This blog has been written by Darren Lund a partner at Fasken LLP.
Marriage contracts and cohabitation agreements are an increasingly important aspect of estate planning and wealth preservation. They can be used for a number of reasons and in a variety of contexts. Think of the parents wishing to protect a cash gift to a child to assist with the purchase of a home, the business owner who wants to protect the family business as younger generations become owners, directly or through a family trust, or the person entering into a second marriage who wants to preserve assets for their children from a prior relationship.
What happens if spouses enter into a marriage contract and subsequently move, such that they reside in a jurisdiction that is different from the proper law of the contract? The Ontario Court of Appeal decision in Torgersrud v. Lightstone, 2023 ONCA 580, is a cautionary tale.
The couple, in this case a husband and wife, were married on March 31, 1987 in Montreal. At the time of their marriage, the husband was the beneficiary of a testamentary trust under his mother’s will. The husband’s father had also died before the date of the parties’ marriage. Three years after the marriage, the husband received funds from his father’s estate and he used it to acquire the family home. There were three children of their marriage.
In 1988, one year after the parties were married, the husband’s uncle suggested he enter into a marriage contract to protect his interest in the family business. The husband and wife entered into a Quebec instrument before a notary which renounced their rights to a “partition of acquests” and declared they were “separate as to property”. In short, they adopted separation as to property as their matrimonial property regime.
Two years later, the parties entered into a second Quebec instrument. At the time, Quebec had recently legislated a “family patrimony” regime, which provided for a mandatory division of the value of the assets forming part of the family patrimony (i.e. family residence, certain retirement plans, among others). In the second Quebec instrument, the parties opted out of the family patrimony regime within the timeline required under the new legislation.
The parties moved to Ottawa in 1993, where they lived until they separated in 2015. Following their separation, the wife made an application for an equalization of their net family property under the Ontario Family Law Act (“FLA”).
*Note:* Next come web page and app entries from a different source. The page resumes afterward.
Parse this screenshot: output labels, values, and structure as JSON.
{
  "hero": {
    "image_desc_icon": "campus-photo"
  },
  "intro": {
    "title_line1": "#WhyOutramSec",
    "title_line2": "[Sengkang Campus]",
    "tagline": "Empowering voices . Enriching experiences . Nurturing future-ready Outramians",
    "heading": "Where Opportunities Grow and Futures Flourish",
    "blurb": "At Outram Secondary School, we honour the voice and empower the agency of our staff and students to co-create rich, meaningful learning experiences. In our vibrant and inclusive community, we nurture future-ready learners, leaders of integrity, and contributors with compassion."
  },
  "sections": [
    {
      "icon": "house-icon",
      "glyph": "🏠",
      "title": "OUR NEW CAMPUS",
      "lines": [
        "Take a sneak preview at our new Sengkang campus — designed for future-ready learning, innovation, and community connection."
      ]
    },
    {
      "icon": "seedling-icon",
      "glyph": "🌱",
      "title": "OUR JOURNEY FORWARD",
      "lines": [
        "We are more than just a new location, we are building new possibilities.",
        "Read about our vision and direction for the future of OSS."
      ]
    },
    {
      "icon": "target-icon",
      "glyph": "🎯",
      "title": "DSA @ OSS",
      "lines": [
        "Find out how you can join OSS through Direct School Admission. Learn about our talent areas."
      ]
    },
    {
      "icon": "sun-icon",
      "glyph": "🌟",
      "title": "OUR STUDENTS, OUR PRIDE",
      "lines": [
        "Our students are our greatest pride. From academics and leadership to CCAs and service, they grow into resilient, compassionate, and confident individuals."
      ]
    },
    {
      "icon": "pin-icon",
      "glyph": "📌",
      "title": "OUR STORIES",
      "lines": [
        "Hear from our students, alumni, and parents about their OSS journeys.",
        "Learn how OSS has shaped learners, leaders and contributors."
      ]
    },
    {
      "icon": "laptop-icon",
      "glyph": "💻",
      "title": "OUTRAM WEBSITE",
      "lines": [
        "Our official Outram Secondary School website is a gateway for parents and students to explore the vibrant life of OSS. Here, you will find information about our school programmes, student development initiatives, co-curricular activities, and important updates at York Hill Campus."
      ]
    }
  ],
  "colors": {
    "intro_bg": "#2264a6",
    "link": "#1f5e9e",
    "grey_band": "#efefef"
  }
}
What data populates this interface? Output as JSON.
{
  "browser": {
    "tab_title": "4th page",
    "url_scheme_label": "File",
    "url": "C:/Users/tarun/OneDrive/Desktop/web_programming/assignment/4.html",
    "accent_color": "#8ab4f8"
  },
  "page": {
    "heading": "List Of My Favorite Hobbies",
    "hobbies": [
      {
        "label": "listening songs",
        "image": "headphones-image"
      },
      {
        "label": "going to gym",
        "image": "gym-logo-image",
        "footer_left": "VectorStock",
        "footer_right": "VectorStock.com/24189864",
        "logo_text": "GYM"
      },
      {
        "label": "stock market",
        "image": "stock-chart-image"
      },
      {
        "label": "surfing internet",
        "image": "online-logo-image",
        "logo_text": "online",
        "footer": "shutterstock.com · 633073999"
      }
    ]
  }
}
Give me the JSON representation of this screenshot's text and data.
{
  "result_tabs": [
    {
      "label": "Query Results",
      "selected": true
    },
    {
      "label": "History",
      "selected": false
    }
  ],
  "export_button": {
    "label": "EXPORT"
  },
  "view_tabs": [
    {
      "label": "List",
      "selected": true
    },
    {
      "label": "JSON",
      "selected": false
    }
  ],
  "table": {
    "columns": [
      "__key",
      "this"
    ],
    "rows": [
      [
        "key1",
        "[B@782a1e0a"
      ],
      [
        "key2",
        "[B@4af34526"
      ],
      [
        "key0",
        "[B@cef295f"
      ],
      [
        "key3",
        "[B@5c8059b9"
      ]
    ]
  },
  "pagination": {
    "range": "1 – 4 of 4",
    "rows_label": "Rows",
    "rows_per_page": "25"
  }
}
At trial, the court concluded that the Quebec instruments were marriage contracts that met the formal validity requirements of the FLA. However, the court also found that Ontario law governed the parties’ matrimonial property rights because their last common habitual residence was in Ontario. While the Quebec instruments were formally valid under Ontario law, the FLA provides that in order for a marriage contract to prevail over a matter this is dealt with under the FLA, the contract must itself deal with that matter, expressly or by necessary implication. The court concluded that “separate as to property” under the Quebec instruments dealt only with the ownership and division of property; it did not deal with the equalization of the value of property on marriage breakdown. Since the Quebec instruments did not deal with equalization, they were not effective to oust the equalization regime under the FLA.
The Court of Appeal did not decide whether the trial judge was correct on that point, although it is consistent with prior case law. Instead, the Court of Appeal affirmed the trial judge’s alternative analysis.
The FLA provides that, even if the proper law of a contract is a law other than Ontario (as in this case) and the contract is formally valid as a marriage contract under Ontario law, the provisions in the FLA that permit a court to set aside a marriage contract on specified grounds continue to apply. Those grounds include the failure to make full financial disclosure and a failure to understand the nature or consequences of the contract. The trial judge found that the husband had not made full financial disclosure (which was not strictly required in Quebec), in particular with respect to his inheritances, and the wife did not understand the consequences of entering into the Quebec instruments. The Court of Appeal agreed, and affirmed the trial judge’s decision allowing the wife’s equalization claim to proceed.
The Court’s decision is an important reminder that planning which may be effective in one jurisdiction may not be effective in another, even if documents made in the original jurisdiction are formally valid in the latter jurisdiction. Planning should always be revisited when a party is on the move. In the specific case of marriage contracts, if there is a potential or foreseeable connection to more than one jurisdiction, it is always prudent to satisfy the requirements of both jurisdictions for an enforceable contract.